■ Exercise description
Note how many lines in the entries contain the string "true", then give that number and nothing else.

Entries from a dataset of interfaces
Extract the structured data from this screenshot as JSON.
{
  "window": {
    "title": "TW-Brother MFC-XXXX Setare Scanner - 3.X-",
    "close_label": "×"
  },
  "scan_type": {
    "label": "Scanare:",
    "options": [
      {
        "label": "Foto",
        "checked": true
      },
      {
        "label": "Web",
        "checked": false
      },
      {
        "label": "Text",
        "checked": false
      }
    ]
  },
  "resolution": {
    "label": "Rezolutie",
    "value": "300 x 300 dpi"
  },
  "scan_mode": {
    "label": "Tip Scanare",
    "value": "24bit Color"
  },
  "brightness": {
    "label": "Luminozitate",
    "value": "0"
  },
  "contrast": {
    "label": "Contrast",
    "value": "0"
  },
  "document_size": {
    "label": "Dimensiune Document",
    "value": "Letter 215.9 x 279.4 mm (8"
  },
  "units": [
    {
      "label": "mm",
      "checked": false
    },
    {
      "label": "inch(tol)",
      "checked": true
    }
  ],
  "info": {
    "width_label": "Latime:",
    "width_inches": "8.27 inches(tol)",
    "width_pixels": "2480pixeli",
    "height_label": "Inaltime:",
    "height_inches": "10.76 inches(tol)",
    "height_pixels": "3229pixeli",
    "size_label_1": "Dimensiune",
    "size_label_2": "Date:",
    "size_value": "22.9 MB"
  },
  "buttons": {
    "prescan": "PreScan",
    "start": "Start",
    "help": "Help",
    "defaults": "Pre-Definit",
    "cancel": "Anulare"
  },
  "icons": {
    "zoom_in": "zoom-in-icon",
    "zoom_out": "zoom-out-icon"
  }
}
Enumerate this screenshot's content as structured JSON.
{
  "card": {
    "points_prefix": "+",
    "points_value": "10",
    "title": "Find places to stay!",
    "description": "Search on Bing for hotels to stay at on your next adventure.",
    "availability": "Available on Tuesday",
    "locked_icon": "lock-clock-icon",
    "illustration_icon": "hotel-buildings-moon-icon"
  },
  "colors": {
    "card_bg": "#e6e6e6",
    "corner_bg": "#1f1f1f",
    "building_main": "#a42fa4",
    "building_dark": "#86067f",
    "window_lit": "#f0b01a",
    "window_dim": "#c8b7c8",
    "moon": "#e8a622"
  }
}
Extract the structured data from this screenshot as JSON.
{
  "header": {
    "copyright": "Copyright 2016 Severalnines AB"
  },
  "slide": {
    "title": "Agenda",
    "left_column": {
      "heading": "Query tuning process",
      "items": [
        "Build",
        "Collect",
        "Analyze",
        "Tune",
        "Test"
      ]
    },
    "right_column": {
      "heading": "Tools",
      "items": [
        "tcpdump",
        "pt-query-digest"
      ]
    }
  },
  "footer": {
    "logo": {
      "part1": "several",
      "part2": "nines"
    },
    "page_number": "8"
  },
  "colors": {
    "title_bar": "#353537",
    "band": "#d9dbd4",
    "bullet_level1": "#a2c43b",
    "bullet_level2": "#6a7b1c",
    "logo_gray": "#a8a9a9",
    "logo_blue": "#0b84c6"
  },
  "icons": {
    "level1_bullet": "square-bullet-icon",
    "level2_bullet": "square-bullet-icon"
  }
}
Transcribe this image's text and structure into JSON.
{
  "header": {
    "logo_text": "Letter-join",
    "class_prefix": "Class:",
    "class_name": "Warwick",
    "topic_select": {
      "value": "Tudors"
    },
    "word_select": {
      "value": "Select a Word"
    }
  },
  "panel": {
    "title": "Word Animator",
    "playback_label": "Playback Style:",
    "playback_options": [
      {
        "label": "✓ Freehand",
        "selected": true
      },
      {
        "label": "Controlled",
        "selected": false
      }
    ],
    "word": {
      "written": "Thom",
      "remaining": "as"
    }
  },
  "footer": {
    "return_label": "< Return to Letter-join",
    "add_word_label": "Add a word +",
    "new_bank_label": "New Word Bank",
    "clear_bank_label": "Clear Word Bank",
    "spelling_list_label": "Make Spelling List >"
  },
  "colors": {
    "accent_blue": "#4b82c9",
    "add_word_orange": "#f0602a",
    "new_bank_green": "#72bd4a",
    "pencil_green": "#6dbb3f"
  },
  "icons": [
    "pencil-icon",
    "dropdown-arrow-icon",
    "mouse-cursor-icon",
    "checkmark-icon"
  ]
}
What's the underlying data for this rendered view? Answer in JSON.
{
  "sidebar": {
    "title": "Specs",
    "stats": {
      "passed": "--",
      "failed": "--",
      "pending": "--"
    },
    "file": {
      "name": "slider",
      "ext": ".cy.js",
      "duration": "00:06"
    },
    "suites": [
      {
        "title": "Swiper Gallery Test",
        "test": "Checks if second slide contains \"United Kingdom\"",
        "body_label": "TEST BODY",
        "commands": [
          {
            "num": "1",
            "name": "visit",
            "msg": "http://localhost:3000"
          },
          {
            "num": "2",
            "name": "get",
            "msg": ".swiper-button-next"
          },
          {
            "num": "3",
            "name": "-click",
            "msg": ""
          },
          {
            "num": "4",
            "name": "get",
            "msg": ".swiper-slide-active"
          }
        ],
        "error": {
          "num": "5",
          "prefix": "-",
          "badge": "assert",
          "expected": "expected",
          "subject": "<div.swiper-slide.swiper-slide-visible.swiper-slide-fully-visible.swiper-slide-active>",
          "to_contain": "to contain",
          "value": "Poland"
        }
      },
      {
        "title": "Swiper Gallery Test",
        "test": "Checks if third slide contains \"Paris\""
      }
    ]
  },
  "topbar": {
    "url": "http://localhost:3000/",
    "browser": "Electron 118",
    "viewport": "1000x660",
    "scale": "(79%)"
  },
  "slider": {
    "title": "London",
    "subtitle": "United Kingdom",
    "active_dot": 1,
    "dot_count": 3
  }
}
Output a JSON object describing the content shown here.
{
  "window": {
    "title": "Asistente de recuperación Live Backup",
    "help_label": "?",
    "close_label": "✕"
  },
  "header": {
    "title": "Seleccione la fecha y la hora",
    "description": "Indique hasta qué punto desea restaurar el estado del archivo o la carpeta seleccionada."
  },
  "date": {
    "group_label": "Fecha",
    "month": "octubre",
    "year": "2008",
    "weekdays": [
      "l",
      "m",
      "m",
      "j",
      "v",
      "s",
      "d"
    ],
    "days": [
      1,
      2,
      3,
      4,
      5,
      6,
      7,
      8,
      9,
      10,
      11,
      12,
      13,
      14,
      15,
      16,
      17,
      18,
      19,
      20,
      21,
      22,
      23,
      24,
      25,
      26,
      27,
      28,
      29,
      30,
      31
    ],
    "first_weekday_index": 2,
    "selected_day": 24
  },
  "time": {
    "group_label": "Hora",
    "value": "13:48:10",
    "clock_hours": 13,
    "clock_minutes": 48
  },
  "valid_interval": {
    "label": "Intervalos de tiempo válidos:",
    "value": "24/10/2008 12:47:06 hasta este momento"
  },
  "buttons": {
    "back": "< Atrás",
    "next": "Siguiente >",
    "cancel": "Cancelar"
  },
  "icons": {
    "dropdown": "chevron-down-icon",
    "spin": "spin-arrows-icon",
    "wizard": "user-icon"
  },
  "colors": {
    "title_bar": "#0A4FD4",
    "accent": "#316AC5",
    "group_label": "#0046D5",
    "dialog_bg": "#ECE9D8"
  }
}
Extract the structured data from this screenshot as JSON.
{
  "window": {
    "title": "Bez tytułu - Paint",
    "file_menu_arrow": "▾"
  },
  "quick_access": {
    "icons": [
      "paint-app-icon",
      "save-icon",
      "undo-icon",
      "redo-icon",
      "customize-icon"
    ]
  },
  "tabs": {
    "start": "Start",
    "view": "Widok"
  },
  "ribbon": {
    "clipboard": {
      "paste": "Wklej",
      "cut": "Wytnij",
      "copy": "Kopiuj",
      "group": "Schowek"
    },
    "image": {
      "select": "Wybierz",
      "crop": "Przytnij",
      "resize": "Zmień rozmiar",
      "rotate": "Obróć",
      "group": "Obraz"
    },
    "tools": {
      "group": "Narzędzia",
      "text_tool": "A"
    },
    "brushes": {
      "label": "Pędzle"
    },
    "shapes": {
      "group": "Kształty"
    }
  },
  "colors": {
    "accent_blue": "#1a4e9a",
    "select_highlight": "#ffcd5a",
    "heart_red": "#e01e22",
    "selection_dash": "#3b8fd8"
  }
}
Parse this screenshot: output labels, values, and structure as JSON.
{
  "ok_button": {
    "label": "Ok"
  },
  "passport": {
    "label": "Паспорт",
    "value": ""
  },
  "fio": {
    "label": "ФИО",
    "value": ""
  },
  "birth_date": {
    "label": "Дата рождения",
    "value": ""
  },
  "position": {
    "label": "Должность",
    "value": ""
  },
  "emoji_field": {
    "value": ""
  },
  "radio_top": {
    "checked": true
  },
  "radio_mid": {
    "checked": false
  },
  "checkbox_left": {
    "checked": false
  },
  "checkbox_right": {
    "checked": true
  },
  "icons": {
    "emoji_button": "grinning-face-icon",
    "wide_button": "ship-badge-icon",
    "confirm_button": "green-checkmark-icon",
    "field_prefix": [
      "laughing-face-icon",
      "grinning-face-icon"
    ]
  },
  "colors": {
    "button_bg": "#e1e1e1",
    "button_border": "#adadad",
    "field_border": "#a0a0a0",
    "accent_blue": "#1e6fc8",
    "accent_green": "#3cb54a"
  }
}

■ Task output
5